I favor conversations in which the currency of communication is intelligence, in which no one forces the unpleasant ego on others.

To this, I give you Rumi.

“You think of your self

as a citizen of the universe

you think you belong

to this world of dust and matter.

Out of this dust

You have created a personal image,

and have forgotten the essence

of your true origin.”

In Shakespeare’s play HAMLET, Polonius gives advice to his son, Laertes

“This above all: to thine own self be true,
And it must follow, as the night the day,
Thou canst not then be false to any man.”

Act 1 : Sc 3

Do not be afraid to be who you are if you desire to do so. Put wealth and poverty aside and say to the world, “This is who I am. I am proud of it.”

Be at peace with yourself. Be true to yourself. Be you. Find your place in the world and mark it with honesty, hard work, honor, integrity, wisdom and intelligence. Stand tall and above the common herd in the society in which you live. Of course you will be spoken of and maybe mocked. But you will be celebrating YOU, acknowledging  YOU. defining YOU. You will be free.

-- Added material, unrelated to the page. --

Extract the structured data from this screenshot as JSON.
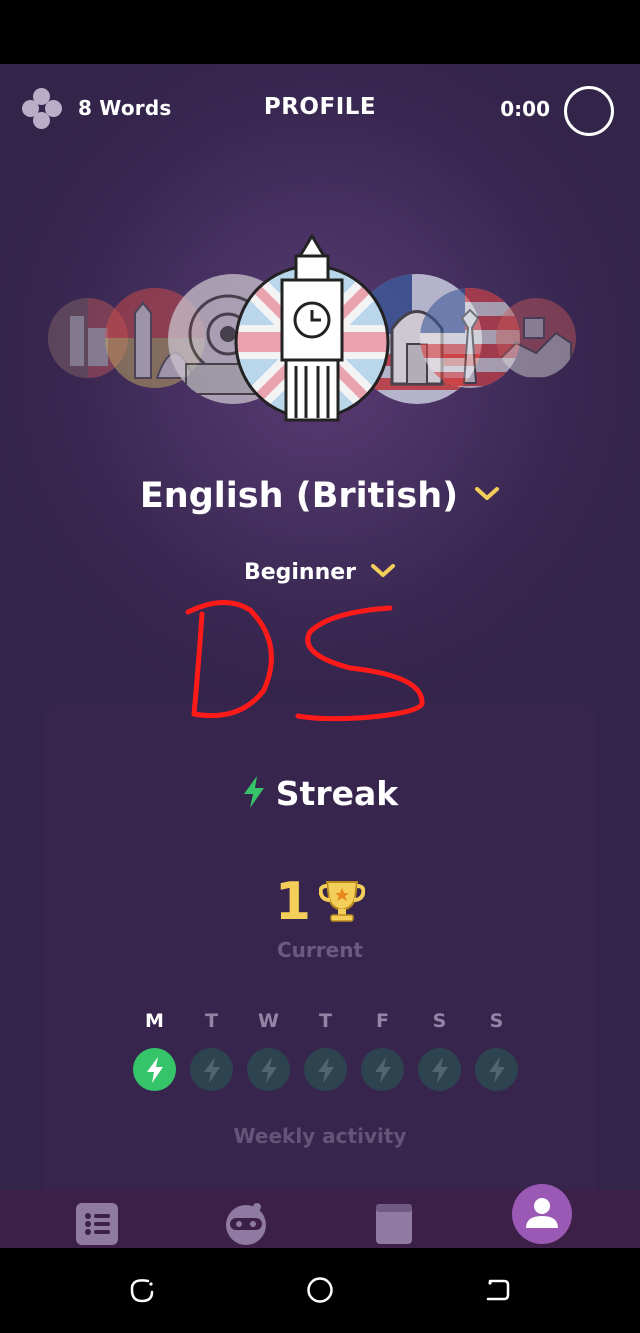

When you allow others to define you, who you are and how you must act, you become a slave , bound hand and foot, and forever forced to act in ways that confine , ways that are contrary to the real YOU. Why do you want to be forced to be who you are not.? Do not poison yourself by laying this burden on your soul.

I want to sing like the birds sing, not worrying about who hears or what they think. Rumi

Rumi asks us to remember who we were born to be., certainly not an image created out of the dust and the matter of this world. but blessed with the original essence of an individual human soul.

On: Trees — June 3, 2021

On: Trees

Two poems to celebrate beauty of trees, and the oldest living thing on the planet- a Douglas Fir.

It is strange
Standing here
Beneath the whispering trees
Far away from the haunts of men.
Tell me, trees!
What are you whispering?
When I am dead
I shall come and lie
Beneath your fallen leaves…
But tell me, trees!
What are you whispering?
They shall bury me
Beneath your fallen leaves.
My robe shall be
Green, fallen leaves.
My love shall be
Fresh, fallen leaves.
My lips shall be
Sweet, fallen leaves.
I and the leaves shall be together
Never parting…
I and the leaves shall always lie together
And know no parting.
It is so strange
Standing here
Beneath the whispering trees
Tell me, trees!
What are you whispering?

Wilson Harris. (Guyanese poet)

Listen…When the wind and the leaves whisper to each other.

listen and you will hear stories about things you’ve never dreamed of, places you’ve never seen and things unheard of.

Listen and calm your troubled soul.

Listen, there is music there – the music of the spheres, songs with no lyrics, music that soars above all the cares and the clamor of this place.

Just listen.